1. According to the operative complaint, AON own and operates certain Cambridge locations in California.
2. Labor Code section 1194, subdivision (a), provides: “Notwithstanding any agreement to work for a lesser wage, any employee receiving less than the legal minimum wage or the legal overtime compensation applicable to the employee is entitled to recover in a civil action the unpaid balance of the full amount of this minimum wage or overtime compensation, including interest thereon, reasonable attorney's fees, and costs of suit.”

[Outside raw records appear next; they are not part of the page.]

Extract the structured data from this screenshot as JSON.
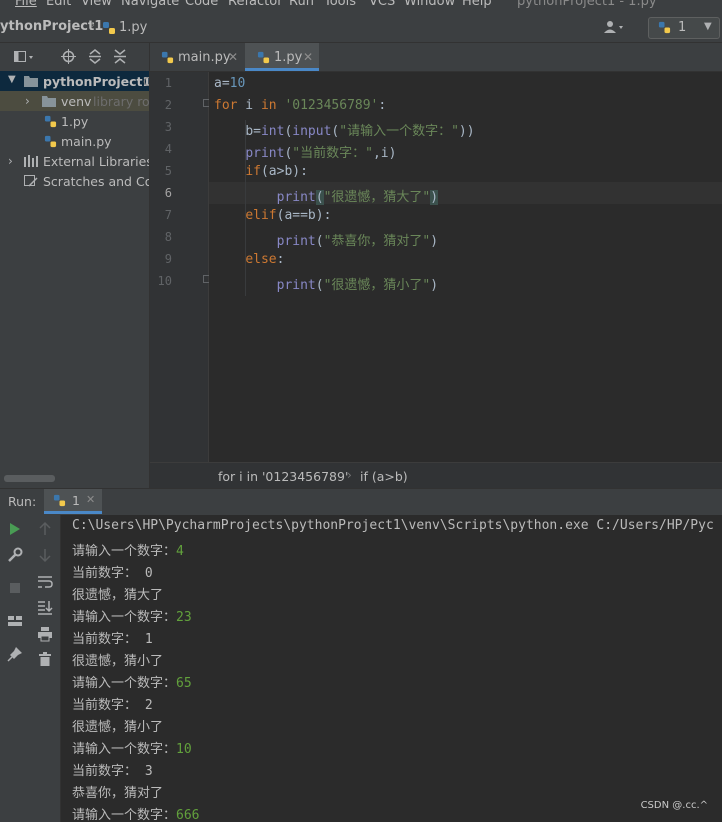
{
  "menu": [
    "File",
    "Edit",
    "View",
    "Navigate",
    "Code",
    "Refactor",
    "Run",
    "Tools",
    "VCS",
    "Window",
    "Help"
  ],
  "window_title": "pythonProject1 - 1.py",
  "nav": {
    "project": "ythonProject1",
    "file": "1.py",
    "run_config": "1"
  },
  "sidebar": {
    "project_root": "pythonProject1",
    "root_suffix": "C",
    "venv": "venv",
    "venv_hint": "library roo",
    "files": [
      "1.py",
      "main.py"
    ],
    "external": "External Libraries",
    "scratches": "Scratches and Cor"
  },
  "tabs": [
    {
      "label": "main.py",
      "active": false
    },
    {
      "label": "1.py",
      "active": true
    }
  ],
  "code_lines": [
    "1",
    "2",
    "3",
    "4",
    "5",
    "6",
    "7",
    "8",
    "9",
    "10"
  ],
  "code": {
    "l1a": "a=",
    "l1b": "10",
    "l2kw": "for",
    "l2a": " i ",
    "l2in": "in",
    "l2sp": " ",
    "l2str": "'0123456789'",
    "l2c": ":",
    "l3a": "b=",
    "l3int": "int",
    "l3b": "(",
    "l3inp": "input",
    "l3c": "(",
    "l3str": "\"请输入一个数字：\"",
    "l3d": "))",
    "l4p": "print",
    "l4a": "(",
    "l4str": "\"当前数字：\"",
    "l4b": ",i)",
    "l5kw": "if",
    "l5a": "(a>b):",
    "l6p": "print",
    "l6a": "(",
    "l6str": "\"很遗憾，猜大了\"",
    "l6b": ")",
    "l7kw": "elif",
    "l7a": "(a==b):",
    "l8p": "print",
    "l8a": "(",
    "l8str": "\"恭喜你，猜对了\"",
    "l8b": ")",
    "l9kw": "else",
    "l9a": ":",
    "l10p": "print",
    "l10a": "(",
    "l10str": "\"很遗憾，猜小了\"",
    "l10b": ")"
  },
  "breadcrumb": {
    "item1": "for i in '0123456789'",
    "sep": "›",
    "item2": "if (a>b)"
  },
  "run": {
    "label": "Run:",
    "tab": "1"
  },
  "console": {
    "cmd": "C:\\Users\\HP\\PycharmProjects\\pythonProject1\\venv\\Scripts\\python.exe C:/Users/HP/Pyc",
    "lines": [
      {
        "t": "请输入一个数字：",
        "in": "4"
      },
      {
        "t": "当前数字： 0",
        "in": ""
      },
      {
        "t": "很遗憾，猜大了",
        "in": ""
      },
      {
        "t": "请输入一个数字：",
        "in": "23"
      },
      {
        "t": "当前数字： 1",
        "in": ""
      },
      {
        "t": "很遗憾，猜小了",
        "in": ""
      },
      {
        "t": "请输入一个数字：",
        "in": "65"
      },
      {
        "t": "当前数字： 2",
        "in": ""
      },
      {
        "t": "很遗憾，猜小了",
        "in": ""
      },
      {
        "t": "请输入一个数字：",
        "in": "10"
      },
      {
        "t": "当前数字： 3",
        "in": ""
      },
      {
        "t": "恭喜你，猜对了",
        "in": ""
      },
      {
        "t": "请输入一个数字：",
        "in": "666"
      }
    ]
  },
  "watermark": "CSDN @.cc.^",
  "colors": {
    "keyword": "#cc7832",
    "string": "#6a8759",
    "number": "#6897bb",
    "builtin": "#8888c6",
    "input": "#62a13c"
  }
}
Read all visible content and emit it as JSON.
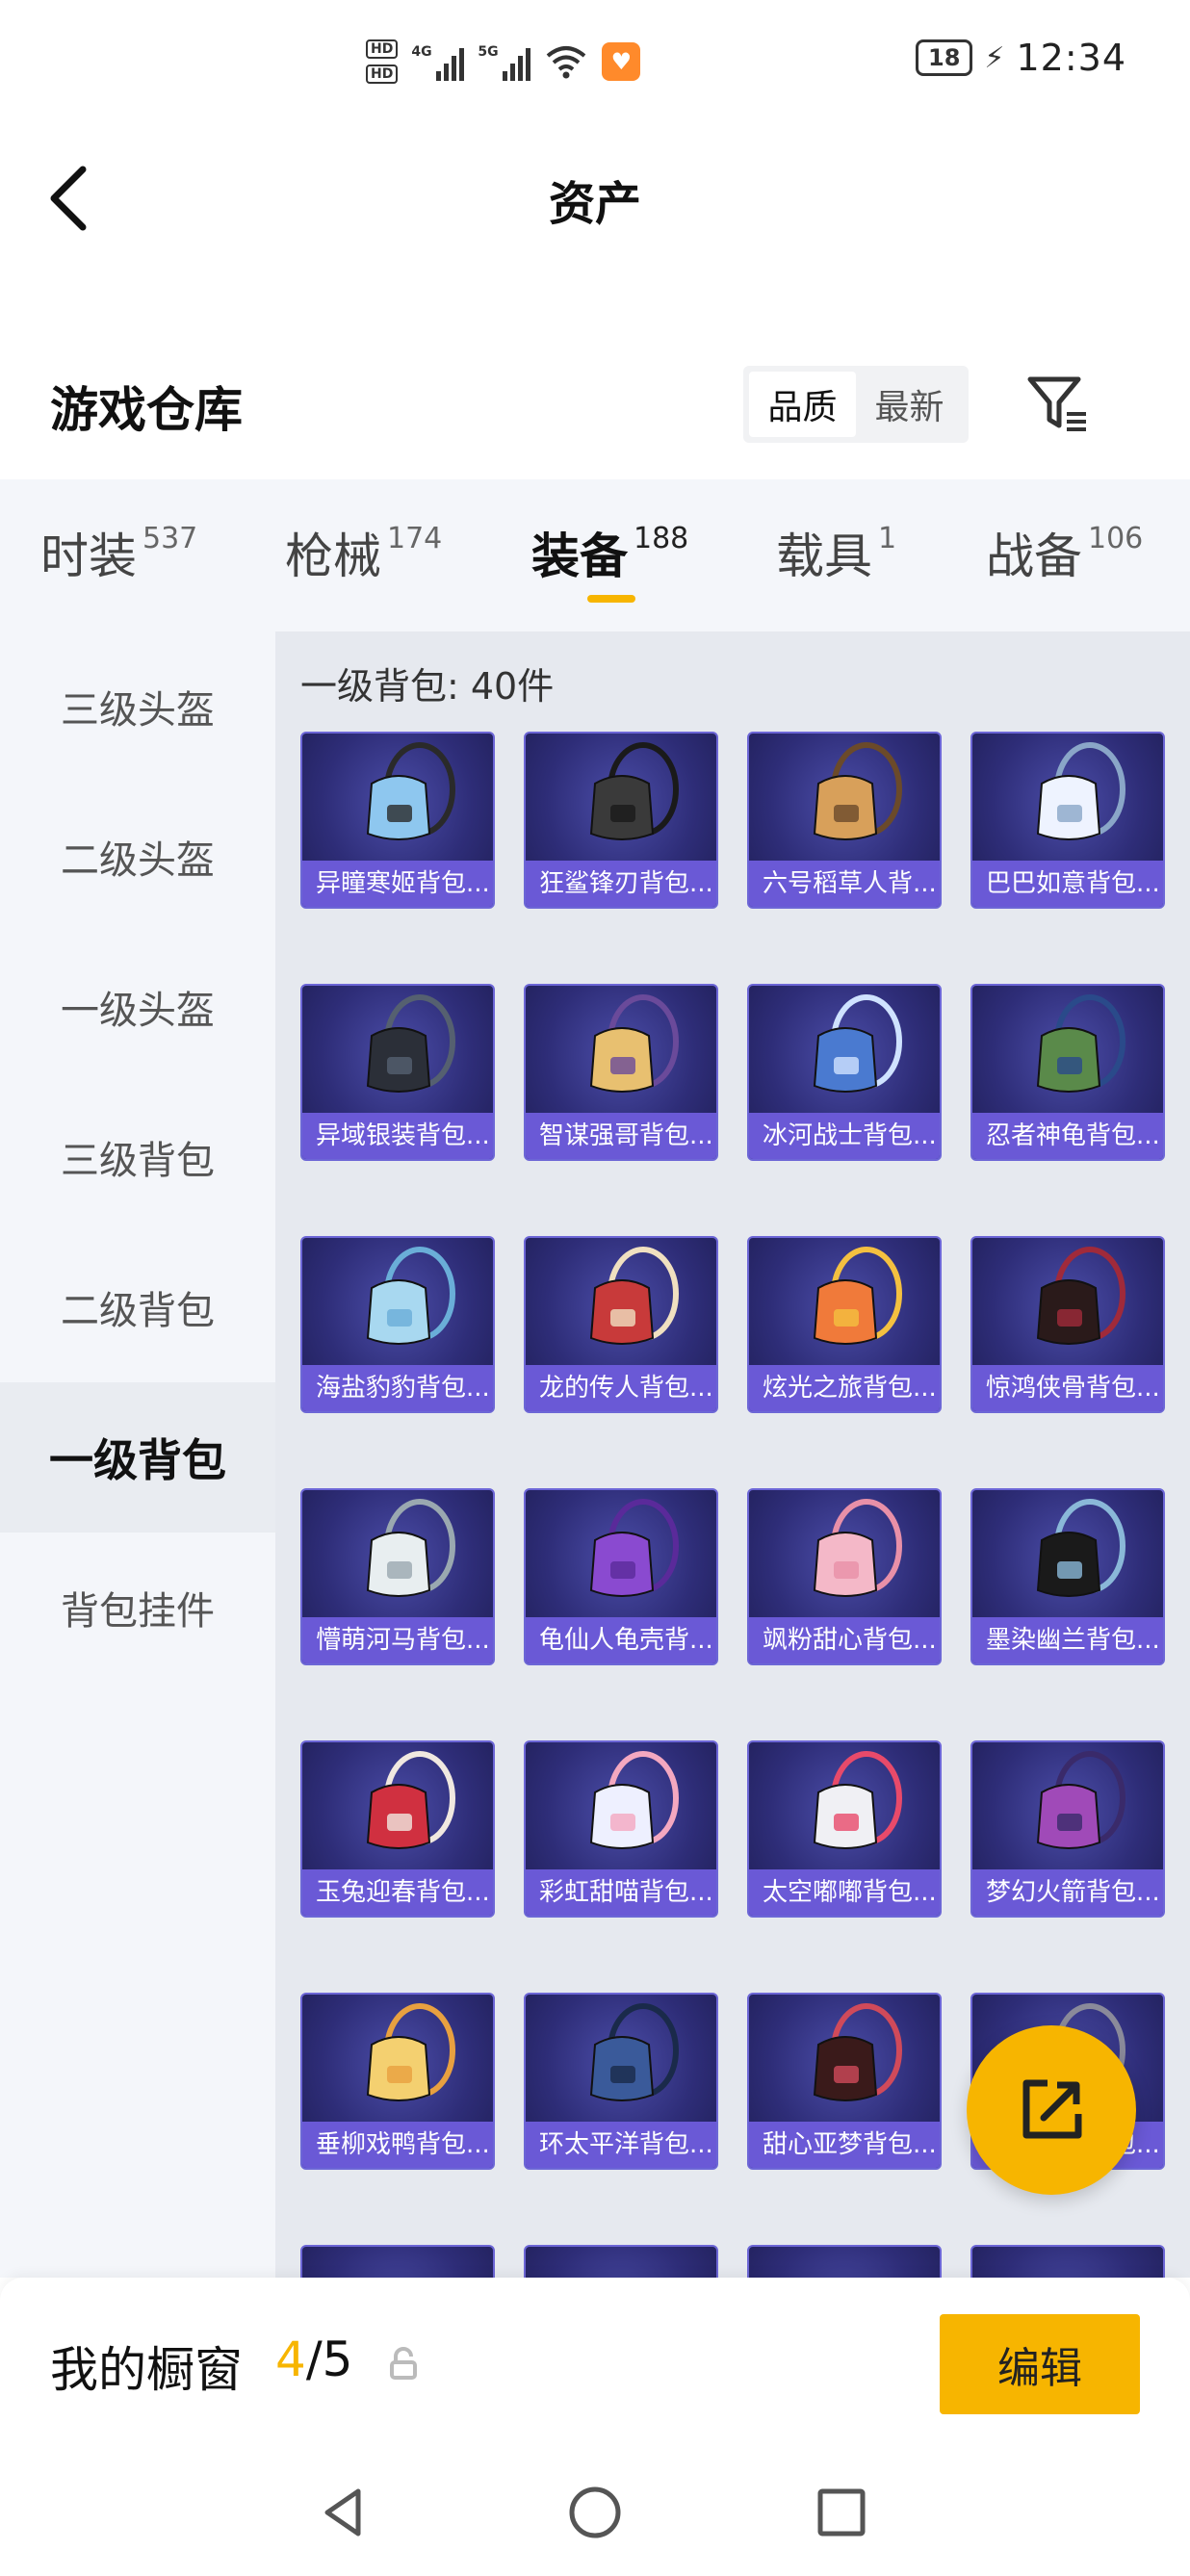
{
  "status_bar": {
    "hd1": "HD",
    "hd2": "HD",
    "net1": "4G",
    "net2": "5G",
    "wifi_label": "6",
    "battery": "18",
    "time": "12:34"
  },
  "header": {
    "title": "资产"
  },
  "warehouse": {
    "title": "游戏仓库",
    "sort_options": [
      "品质",
      "最新"
    ],
    "active_sort": "品质"
  },
  "tabs": [
    {
      "label": "时装",
      "count": "537"
    },
    {
      "label": "枪械",
      "count": "174"
    },
    {
      "label": "装备",
      "count": "188"
    },
    {
      "label": "载具",
      "count": "1"
    },
    {
      "label": "战备",
      "count": "106"
    }
  ],
  "active_tab": "装备",
  "side_nav": [
    "三级头盔",
    "二级头盔",
    "一级头盔",
    "三级背包",
    "二级背包",
    "一级背包",
    "背包挂件"
  ],
  "active_side": "一级背包",
  "section": {
    "title": "一级背包: 40件"
  },
  "items": [
    "异瞳寒姬背包...",
    "狂鲨锋刃背包...",
    "六号稻草人背...",
    "巴巴如意背包...",
    "异域银装背包...",
    "智谋强哥背包...",
    "冰河战士背包...",
    "忍者神龟背包...",
    "海盐豹豹背包...",
    "龙的传人背包...",
    "炫光之旅背包...",
    "惊鸿侠骨背包...",
    "懵萌河马背包...",
    "龟仙人龟壳背...",
    "飒粉甜心背包...",
    "墨染幽兰背包...",
    "玉兔迎春背包...",
    "彩虹甜喵背包...",
    "太空嘟嘟背包...",
    "梦幻火箭背包...",
    "垂柳戏鸭背包...",
    "环太平洋背包...",
    "甜心亚梦背包...",
    "飞驰魅影背包..."
  ],
  "showcase": {
    "label": "我的橱窗",
    "current": "4",
    "total": "/5"
  },
  "edit_button": "编辑",
  "colors": {
    "accent": "#f7b500",
    "item_label_bg": "#6a59d6",
    "item_bg": "#2e2d78"
  },
  "icons": {
    "back": "chevron-left-icon",
    "filter": "filter-icon",
    "share": "share-icon",
    "lock": "lock-icon",
    "nav_back": "triangle-back-icon",
    "nav_home": "circle-home-icon",
    "nav_recent": "square-recent-icon"
  }
}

3. The Attorney General also argues that judicial estoppel bars plaintiffs from arguing their second trial should be to the court when it initially tried the case including the section 17200 to a jury. Whether AON is entitled to a jury trial is a legal question. (Caira v. Offner (2005) 126 Cal.App.4th 12, 23, 24 Cal.Rptr.3d 233.) Judicial estoppel, a discretionary remedy, has been rejected in the context of analyzing strictly legal questions. (See California Amplifier, Inc. v. RLI Ins. Co. (2001) 94 Cal.App.4th 102, 118, 113 Cal.Rptr.2d 915; Levin v. Ligon (2006) 140 Cal.App.4th 1456, 1482, 45 Cal.Rptr.3d 560.) The Attorney General does not show applying that doctrine would be appropriate in this case.
4. AON recognizes the UCL also governs unfair and fraudulent business practices but does not purport to include these types of alleged violations within its jury trial analysis.
5. Although the Seventh Amendment does not apply to civil actions in state courts (Interactive Multimedia Artists, Inc. v. Superior Court, supra, 62 Cal.App.4th 1546, 1551 fn. 3, 73 Cal.Rptr.2d 462), the reasoning of this federal case, which applied a similar test is persuasive.
6. There are cases that hold where an equitable defense asserted in a cross-complaint may defeat a legal claim the action is one of equity. (See e.g. Fish v. Benson (1886) 71 Cal. 428, 434, 12 P. 454; First National Bank v. Superior Court (1925) 71 Cal.App. 64, 69-70, 234 P. 420.) In those cases the equitable defense, if successful, would extinguish the legal cause of action. No similar circumstance exists here. AON's affirmative defense is to an equitable cause of action.
We concur: RUBIN, and BOLAND, JJ.